__Work to be completed__. Go through the records and copy each line where the word "repository" occurs.

__Supplied data__.
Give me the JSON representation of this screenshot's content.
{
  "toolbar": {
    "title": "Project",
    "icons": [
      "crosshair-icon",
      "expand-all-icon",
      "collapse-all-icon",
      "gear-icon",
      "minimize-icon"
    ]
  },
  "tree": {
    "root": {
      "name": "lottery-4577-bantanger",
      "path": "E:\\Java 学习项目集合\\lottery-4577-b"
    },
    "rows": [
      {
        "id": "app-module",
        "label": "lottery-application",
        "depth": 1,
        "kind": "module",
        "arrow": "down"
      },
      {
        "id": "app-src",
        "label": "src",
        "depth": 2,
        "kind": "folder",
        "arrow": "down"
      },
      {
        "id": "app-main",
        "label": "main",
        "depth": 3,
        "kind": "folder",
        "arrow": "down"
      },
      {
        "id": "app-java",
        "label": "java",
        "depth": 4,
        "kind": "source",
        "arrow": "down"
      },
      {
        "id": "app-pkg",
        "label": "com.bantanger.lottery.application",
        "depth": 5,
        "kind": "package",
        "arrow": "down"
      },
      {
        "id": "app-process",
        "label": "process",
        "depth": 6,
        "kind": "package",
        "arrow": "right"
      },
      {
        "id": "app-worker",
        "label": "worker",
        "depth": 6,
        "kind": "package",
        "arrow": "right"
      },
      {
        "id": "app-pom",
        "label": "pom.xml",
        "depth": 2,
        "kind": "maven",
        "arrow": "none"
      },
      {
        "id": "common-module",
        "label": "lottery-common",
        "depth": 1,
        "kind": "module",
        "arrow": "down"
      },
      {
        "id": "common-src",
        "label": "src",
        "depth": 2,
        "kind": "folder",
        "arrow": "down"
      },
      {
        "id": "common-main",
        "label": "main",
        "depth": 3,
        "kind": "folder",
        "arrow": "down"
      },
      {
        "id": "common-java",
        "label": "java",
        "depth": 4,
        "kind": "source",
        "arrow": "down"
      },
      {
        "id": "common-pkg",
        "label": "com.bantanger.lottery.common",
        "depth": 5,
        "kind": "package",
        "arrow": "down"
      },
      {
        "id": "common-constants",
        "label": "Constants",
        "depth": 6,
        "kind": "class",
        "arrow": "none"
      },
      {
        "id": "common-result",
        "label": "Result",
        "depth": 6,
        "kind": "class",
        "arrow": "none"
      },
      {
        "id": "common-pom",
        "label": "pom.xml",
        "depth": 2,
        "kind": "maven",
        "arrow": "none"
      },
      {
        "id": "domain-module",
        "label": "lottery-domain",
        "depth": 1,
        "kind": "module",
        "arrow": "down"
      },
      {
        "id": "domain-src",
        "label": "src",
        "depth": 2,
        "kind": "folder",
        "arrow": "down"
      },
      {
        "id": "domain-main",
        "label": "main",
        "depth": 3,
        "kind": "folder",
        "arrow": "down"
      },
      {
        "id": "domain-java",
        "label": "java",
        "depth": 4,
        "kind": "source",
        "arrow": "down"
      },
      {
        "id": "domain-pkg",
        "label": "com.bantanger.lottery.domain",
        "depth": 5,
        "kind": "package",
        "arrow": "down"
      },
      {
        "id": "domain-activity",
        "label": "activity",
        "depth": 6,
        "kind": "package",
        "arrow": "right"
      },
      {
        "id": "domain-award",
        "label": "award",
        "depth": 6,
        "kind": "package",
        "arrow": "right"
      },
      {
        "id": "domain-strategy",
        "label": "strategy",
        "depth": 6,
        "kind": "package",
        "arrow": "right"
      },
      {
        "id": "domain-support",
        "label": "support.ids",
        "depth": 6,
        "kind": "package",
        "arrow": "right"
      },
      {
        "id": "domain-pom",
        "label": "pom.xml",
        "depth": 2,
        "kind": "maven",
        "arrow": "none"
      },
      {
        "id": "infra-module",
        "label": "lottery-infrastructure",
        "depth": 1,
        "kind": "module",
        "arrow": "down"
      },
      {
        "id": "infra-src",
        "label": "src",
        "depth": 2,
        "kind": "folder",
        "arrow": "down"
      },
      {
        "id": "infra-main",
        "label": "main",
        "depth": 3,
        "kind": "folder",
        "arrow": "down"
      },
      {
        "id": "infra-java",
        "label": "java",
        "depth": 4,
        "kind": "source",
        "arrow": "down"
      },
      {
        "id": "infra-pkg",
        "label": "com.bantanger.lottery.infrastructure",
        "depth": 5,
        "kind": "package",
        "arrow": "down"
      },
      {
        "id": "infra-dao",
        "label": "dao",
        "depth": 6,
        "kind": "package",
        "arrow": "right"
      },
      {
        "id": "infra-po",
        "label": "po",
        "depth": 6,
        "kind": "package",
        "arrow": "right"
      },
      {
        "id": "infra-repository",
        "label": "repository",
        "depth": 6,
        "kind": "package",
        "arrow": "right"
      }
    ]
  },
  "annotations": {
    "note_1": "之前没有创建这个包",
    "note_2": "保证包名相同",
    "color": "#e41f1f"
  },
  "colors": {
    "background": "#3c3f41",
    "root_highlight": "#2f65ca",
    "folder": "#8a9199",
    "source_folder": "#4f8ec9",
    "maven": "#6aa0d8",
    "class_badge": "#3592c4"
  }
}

__Answer space__.
        "id": "infra-repository",
        "label": "repository",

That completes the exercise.